The city's Board of Supervisors voted 10-1 Tuesday to give preliminary approval to the proposal. The board is expected to give final approval next week, and Mayor Gavin Newsom, an early proponent, is expected to sign the proposal into law.
Potential health risks from cell phone radiation has been debated for years. Despite numerous studies, there's no clear scientific evidence that mobile phones increase risks for cancer or any other illness. Last month, for example, a 10-year study released by the World Health Organization failed to turn up any conclusive evidence.
The San Francisco proposal would require retailers to post the "specific absorption rate" next to mobile phones. The Federal Communications Commission require cell phone makers to register the SAR, which is a measurement of the amount of radiation absorbed by the human body.
In addition, retailers would be required to post information on where consumers can get educational materials on cell phone radiation. If signed the proposal is signed by Newsom, it would take effect beginning in February 2011. Violators would face fines up to $300.
Proponents say the proposal would little more than provide consumers with additional information in making a decision on which mobile phone to buy. "While research continues, this is a simple, inexpensive, common-sense idea that will ensure that San Franciscans have the information they need to choose the right phone for themselves and their families," Renee Sharp, director of the California office of the Environmental Working Group, said in a statement. The EWG is a national nonprofit research and advocacy group.
However, opponents of the proposal, including many San Francisco businesses, argue that the notices would be misleading, because consumers would assume that less radiation means lower health risk. In fact, all cell phones sold in the U.S. meet federal requirements, and there's no clear evidence that radiation under those levels presents a health risk.

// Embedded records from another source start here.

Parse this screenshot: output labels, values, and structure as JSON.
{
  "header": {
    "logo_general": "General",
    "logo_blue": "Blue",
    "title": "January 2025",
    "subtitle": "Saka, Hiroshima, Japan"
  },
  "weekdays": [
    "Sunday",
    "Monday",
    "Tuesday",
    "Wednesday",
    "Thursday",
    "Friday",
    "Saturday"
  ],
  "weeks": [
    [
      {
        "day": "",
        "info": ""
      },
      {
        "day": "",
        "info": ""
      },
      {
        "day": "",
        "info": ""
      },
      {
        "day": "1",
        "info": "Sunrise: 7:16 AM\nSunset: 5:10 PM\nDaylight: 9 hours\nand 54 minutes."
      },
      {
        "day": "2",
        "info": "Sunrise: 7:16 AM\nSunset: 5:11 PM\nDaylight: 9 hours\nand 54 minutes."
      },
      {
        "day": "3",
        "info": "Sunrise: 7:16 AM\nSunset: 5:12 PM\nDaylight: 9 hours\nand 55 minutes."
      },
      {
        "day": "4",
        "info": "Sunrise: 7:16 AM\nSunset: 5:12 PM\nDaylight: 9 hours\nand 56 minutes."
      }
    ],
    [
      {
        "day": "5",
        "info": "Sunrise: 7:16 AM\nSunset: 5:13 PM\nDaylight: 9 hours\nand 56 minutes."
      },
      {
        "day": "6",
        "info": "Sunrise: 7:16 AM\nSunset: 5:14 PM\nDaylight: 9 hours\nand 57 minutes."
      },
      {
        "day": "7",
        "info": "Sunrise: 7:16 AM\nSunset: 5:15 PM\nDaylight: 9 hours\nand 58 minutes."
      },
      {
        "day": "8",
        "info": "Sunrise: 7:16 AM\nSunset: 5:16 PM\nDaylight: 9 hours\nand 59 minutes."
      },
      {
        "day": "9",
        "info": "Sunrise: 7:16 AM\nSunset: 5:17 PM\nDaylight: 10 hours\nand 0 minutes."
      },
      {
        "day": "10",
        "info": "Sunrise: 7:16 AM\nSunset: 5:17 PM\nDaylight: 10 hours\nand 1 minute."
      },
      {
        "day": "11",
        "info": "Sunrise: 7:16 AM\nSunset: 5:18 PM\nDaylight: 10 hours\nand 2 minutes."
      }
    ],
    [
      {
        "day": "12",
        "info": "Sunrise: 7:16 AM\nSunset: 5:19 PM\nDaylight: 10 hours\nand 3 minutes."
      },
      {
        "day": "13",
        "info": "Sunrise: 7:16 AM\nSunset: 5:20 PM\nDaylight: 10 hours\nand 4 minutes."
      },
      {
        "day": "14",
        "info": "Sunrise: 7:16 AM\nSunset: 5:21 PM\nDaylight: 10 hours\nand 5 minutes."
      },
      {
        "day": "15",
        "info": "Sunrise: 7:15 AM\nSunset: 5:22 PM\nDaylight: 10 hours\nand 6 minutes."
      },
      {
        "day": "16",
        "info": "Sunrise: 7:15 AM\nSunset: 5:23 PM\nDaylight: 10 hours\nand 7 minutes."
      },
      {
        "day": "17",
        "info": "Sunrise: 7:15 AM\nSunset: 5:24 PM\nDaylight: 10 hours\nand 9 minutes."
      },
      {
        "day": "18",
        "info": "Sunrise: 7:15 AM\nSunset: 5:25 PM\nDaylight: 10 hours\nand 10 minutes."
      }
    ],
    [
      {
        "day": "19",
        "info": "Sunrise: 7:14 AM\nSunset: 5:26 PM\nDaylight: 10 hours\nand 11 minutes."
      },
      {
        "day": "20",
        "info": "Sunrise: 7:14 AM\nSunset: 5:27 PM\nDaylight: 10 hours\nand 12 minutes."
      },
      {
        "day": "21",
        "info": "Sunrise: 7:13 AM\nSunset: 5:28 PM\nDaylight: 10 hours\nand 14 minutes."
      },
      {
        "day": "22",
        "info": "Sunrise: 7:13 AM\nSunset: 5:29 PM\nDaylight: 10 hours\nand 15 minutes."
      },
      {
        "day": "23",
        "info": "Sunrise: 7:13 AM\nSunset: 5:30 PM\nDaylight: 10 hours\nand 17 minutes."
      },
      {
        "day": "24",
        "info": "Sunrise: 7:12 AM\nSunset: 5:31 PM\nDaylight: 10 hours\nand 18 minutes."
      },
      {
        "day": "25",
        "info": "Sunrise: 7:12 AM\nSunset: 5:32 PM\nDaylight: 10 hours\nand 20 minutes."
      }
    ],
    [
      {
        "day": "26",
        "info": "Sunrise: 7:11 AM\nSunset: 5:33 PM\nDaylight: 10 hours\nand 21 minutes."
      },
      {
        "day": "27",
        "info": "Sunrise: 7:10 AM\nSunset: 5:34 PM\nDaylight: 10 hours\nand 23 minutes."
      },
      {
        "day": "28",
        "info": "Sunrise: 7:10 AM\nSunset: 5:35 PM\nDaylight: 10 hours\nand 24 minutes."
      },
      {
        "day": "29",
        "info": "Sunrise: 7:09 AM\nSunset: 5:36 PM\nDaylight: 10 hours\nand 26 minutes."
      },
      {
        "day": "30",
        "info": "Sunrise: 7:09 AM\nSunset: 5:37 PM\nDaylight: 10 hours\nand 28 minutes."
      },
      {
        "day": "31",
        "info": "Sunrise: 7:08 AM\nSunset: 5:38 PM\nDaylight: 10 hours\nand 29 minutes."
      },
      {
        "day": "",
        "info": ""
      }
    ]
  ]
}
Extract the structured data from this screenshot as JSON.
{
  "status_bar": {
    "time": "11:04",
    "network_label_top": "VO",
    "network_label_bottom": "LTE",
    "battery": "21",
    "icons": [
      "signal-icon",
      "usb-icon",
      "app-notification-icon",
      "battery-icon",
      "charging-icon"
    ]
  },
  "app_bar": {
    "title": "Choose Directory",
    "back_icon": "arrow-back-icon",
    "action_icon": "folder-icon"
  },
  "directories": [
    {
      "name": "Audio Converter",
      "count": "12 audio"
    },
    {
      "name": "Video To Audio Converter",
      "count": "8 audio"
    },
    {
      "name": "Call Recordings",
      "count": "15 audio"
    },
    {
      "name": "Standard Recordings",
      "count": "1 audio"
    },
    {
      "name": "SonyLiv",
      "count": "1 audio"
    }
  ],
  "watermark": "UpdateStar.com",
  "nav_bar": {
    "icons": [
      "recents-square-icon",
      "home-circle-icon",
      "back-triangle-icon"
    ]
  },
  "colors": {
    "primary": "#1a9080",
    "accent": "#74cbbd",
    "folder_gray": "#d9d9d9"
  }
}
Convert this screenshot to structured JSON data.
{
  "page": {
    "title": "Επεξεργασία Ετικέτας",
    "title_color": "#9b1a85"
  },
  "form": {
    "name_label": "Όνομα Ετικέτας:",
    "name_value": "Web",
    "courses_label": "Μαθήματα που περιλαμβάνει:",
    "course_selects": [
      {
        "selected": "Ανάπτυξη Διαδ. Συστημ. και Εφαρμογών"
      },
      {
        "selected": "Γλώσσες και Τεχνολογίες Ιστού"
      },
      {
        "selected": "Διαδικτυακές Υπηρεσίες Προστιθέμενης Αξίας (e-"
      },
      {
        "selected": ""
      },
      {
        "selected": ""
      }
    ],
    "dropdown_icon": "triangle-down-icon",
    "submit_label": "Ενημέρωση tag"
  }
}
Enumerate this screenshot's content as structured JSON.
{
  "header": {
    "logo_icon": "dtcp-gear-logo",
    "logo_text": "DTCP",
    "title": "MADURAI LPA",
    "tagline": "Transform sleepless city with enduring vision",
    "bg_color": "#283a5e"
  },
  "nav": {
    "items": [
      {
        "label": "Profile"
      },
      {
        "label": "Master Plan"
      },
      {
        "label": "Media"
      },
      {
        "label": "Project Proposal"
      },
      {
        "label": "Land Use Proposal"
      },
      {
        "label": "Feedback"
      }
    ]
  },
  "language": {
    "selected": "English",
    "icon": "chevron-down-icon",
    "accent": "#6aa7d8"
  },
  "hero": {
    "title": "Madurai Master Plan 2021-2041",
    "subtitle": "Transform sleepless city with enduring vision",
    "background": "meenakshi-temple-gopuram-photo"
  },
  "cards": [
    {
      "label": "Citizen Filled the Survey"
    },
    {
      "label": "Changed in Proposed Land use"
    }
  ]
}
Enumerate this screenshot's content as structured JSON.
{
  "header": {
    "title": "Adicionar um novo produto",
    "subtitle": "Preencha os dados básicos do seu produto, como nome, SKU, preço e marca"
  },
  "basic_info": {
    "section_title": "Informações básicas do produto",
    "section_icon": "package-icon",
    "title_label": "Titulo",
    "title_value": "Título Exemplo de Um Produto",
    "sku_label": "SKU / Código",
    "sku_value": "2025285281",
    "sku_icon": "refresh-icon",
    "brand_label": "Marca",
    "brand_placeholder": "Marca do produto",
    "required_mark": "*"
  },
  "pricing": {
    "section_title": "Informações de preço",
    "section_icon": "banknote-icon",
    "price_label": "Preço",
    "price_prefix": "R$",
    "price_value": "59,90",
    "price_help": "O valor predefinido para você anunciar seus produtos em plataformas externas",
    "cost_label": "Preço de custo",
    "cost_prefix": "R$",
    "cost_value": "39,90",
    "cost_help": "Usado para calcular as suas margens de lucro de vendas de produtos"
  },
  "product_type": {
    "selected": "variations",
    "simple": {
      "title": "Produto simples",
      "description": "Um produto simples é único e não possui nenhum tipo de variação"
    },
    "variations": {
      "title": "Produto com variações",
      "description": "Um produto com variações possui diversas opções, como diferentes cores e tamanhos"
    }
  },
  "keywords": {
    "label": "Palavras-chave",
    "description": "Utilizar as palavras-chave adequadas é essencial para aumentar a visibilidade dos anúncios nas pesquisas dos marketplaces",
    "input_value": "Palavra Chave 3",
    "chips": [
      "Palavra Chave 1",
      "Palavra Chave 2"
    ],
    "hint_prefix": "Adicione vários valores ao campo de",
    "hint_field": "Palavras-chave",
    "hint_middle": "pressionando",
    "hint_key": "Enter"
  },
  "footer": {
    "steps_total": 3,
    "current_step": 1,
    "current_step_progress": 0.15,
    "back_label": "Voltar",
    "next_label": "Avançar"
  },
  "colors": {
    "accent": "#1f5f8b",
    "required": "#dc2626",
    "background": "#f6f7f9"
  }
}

A similar proposal died in the California Legislature this year, following intense lobbying by the mobile phone industry. Lawmakers in Maine killed a similar bill this year, even after the proposal had been watered down in an attempt to attract industry support.